═══ DATA TO EXAMINE
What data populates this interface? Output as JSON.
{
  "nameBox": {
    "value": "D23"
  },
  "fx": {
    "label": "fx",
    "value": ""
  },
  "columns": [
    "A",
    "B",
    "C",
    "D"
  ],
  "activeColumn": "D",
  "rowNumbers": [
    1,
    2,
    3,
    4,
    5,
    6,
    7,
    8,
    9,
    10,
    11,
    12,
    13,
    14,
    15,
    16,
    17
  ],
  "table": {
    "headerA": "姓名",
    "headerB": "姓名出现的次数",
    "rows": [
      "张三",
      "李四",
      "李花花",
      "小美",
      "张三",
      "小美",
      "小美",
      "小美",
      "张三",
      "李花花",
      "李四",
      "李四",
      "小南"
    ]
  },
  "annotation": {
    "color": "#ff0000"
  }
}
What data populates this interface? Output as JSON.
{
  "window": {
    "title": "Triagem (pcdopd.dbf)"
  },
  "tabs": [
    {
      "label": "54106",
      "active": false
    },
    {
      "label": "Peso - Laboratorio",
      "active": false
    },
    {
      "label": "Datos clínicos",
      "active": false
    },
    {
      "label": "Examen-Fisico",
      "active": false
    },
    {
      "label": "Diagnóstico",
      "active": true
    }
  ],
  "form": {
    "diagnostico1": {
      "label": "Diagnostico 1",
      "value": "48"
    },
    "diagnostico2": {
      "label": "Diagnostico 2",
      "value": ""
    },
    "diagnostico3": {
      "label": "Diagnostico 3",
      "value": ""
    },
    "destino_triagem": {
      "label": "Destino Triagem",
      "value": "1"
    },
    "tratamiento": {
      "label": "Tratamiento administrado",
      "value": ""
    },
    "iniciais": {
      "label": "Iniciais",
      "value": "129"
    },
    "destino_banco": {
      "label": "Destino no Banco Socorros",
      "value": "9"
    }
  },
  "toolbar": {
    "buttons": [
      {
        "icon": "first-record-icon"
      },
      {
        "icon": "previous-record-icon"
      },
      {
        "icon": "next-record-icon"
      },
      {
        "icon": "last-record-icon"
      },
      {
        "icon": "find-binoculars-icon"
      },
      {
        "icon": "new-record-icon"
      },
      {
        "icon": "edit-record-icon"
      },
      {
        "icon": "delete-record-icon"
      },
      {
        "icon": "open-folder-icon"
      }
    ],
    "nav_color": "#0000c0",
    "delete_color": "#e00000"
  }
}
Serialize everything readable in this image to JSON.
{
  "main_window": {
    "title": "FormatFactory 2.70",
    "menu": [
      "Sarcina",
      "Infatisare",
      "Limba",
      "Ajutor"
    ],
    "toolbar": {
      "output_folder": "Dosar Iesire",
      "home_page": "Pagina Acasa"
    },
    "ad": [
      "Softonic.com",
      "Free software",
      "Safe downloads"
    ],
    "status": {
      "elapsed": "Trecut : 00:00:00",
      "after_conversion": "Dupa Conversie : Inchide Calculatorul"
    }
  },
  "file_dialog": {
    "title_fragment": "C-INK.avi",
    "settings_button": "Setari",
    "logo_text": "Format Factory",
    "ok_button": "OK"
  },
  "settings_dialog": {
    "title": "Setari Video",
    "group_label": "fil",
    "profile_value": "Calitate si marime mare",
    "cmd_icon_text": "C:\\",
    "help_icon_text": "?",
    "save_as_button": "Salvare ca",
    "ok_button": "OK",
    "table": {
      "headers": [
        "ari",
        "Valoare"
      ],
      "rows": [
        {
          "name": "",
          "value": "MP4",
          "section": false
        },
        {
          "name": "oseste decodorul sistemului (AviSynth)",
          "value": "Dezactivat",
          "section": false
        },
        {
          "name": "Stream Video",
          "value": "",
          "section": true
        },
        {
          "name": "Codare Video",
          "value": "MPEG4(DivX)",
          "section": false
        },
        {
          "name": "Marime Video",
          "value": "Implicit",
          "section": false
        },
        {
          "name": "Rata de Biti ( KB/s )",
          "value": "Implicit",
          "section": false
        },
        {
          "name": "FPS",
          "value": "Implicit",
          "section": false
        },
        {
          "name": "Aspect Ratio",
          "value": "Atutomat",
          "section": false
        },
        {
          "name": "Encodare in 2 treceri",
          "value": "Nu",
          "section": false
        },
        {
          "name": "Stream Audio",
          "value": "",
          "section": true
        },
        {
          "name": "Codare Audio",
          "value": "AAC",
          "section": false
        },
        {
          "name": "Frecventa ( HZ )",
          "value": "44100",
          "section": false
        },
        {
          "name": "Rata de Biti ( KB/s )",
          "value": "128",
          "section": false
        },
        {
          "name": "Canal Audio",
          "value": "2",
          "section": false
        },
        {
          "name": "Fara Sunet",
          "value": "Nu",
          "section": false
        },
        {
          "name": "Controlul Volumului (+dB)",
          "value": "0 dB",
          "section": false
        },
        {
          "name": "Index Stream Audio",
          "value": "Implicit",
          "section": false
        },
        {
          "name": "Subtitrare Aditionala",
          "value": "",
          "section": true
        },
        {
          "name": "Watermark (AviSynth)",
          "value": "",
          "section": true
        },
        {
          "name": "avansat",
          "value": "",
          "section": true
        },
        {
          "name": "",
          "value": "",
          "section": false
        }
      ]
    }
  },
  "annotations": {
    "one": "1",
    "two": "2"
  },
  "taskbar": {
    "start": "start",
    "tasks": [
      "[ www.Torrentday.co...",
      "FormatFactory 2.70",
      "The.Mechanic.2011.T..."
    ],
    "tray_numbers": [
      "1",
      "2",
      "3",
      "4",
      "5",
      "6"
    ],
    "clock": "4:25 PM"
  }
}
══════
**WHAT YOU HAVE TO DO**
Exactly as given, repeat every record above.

**WRITTEN RESPONSE**
What data populates this interface? Output as JSON.
{
  "nameBox": {
    "value": "D23"
  },
  "fx": {
    "label": "fx",
    "value": ""
  },
  "columns": [
    "A",
    "B",
    "C",
    "D"
  ],
  "activeColumn": "D",
  "rowNumbers": [
    1,
    2,
    3,
    4,
    5,
    6,
    7,
    8,
    9,
    10,
    11,
    12,
    13,
    14,
    15,
    16,
    17
  ],
  "table": {
    "headerA": "姓名",
    "headerB": "姓名出现的次数",
    "rows": [
      "张三",
      "李四",
      "李花花",
      "小美",
      "张三",
      "小美",
      "小美",
      "小美",
      "张三",
      "李花花",
      "李四",
      "李四",
      "小南"
    ]
  },
  "annotation": {
    "color": "#ff0000"
  }
}
What data populates this interface? Output as JSON.
{
  "window": {
    "title": "Triagem (pcdopd.dbf)"
  },
  "tabs": [
    {
      "label": "54106",
      "active": false
    },
    {
      "label": "Peso - Laboratorio",
      "active": false
    },
    {
      "label": "Datos clínicos",
      "active": false
    },
    {
      "label": "Examen-Fisico",
      "active": false
    },
    {
      "label": "Diagnóstico",
      "active": true
    }
  ],
  "form": {
    "diagnostico1": {
      "label": "Diagnostico 1",
      "value": "48"
    },
    "diagnostico2": {
      "label": "Diagnostico 2",
      "value": ""
    },
    "diagnostico3": {
      "label": "Diagnostico 3",
      "value": ""
    },
    "destino_triagem": {
      "label": "Destino Triagem",
      "value": "1"
    },
    "tratamiento": {
      "label": "Tratamiento administrado",
      "value": ""
    },
    "iniciais": {
      "label": "Iniciais",
      "value": "129"
    },
    "destino_banco": {
      "label": "Destino no Banco Socorros",
      "value": "9"
    }
  },
  "toolbar": {
    "buttons": [
      {
        "icon": "first-record-icon"
      },
      {
        "icon": "previous-record-icon"
      },
      {
        "icon": "next-record-icon"
      },
      {
        "icon": "last-record-icon"
      },
      {
        "icon": "find-binoculars-icon"
      },
      {
        "icon": "new-record-icon"
      },
      {
        "icon": "edit-record-icon"
      },
      {
        "icon": "delete-record-icon"
      },
      {
        "icon": "open-folder-icon"
      }
    ],
    "nav_color": "#0000c0",
    "delete_color": "#e00000"
  }
}
Serialize everything readable in this image to JSON.
{
  "main_window": {
    "title": "FormatFactory 2.70",
    "menu": [
      "Sarcina",
      "Infatisare",
      "Limba",
      "Ajutor"
    ],
    "toolbar": {
      "output_folder": "Dosar Iesire",
      "home_page": "Pagina Acasa"
    },
    "ad": [
      "Softonic.com",
      "Free software",
      "Safe downloads"
    ],
    "status": {
      "elapsed": "Trecut : 00:00:00",
      "after_conversion": "Dupa Conversie : Inchide Calculatorul"
    }
  },
  "file_dialog": {
    "title_fragment": "C-INK.avi",
    "settings_button": "Setari",
    "logo_text": "Format Factory",
    "ok_button": "OK"
  },
  "settings_dialog": {
    "title": "Setari Video",
    "group_label": "fil",
    "profile_value": "Calitate si marime mare",
    "cmd_icon_text": "C:\\",
    "help_icon_text": "?",
    "save_as_button": "Salvare ca",
    "ok_button": "OK",
    "table": {
      "headers": [
        "ari",
        "Valoare"
      ],
      "rows": [
        {
          "name": "",
          "value": "MP4",
          "section": false
        },
        {
          "name": "oseste decodorul sistemului (AviSynth)",
          "value": "Dezactivat",
          "section": false
        },
        {
          "name": "Stream Video",
          "value": "",
          "section": true
        },
        {
          "name": "Codare Video",
          "value": "MPEG4(DivX)",
          "section": false
        },
        {
          "name": "Marime Video",
          "value": "Implicit",
          "section": false
        },
        {
          "name": "Rata de Biti ( KB/s )",
          "value": "Implicit",
          "section": false
        },
        {
          "name": "FPS",
          "value": "Implicit",
          "section": false
        },
        {
          "name": "Aspect Ratio",
          "value": "Atutomat",
          "section": false
        },
        {
          "name": "Encodare in 2 treceri",
          "value": "Nu",
          "section": false
        },
        {
          "name": "Stream Audio",
          "value": "",
          "section": true
        },
        {
          "name": "Codare Audio",
          "value": "AAC",
          "section": false
        },
        {
          "name": "Frecventa ( HZ )",
          "value": "44100",
          "section": false
        },
        {
          "name": "Rata de Biti ( KB/s )",
          "value": "128",
          "section": false
        },
        {
          "name": "Canal Audio",
          "value": "2",
          "section": false
        },
        {
          "name": "Fara Sunet",
          "value": "Nu",
          "section": false
        },
        {
          "name": "Controlul Volumului (+dB)",
          "value": "0 dB",
          "section": false
        },
        {
          "name": "Index Stream Audio",
          "value": "Implicit",
          "section": false
        },
        {
          "name": "Subtitrare Aditionala",
          "value": "",
          "section": true
        },
        {
          "name": "Watermark (AviSynth)",
          "value": "",
          "section": true
        },
        {
          "name": "avansat",
          "value": "",
          "section": true
        },
        {
          "name": "",
          "value": "",
          "section": false
        }
      ]
    }
  },
  "annotations": {
    "one": "1",
    "two": "2"
  },
  "taskbar": {
    "start": "start",
    "tasks": [
      "[ www.Torrentday.co...",
      "FormatFactory 2.70",
      "The.Mechanic.2011.T..."
    ],
    "tray_numbers": [
      "1",
      "2",
      "3",
      "4",
      "5",
      "6"
    ],
    "clock": "4:25 PM"
  }
}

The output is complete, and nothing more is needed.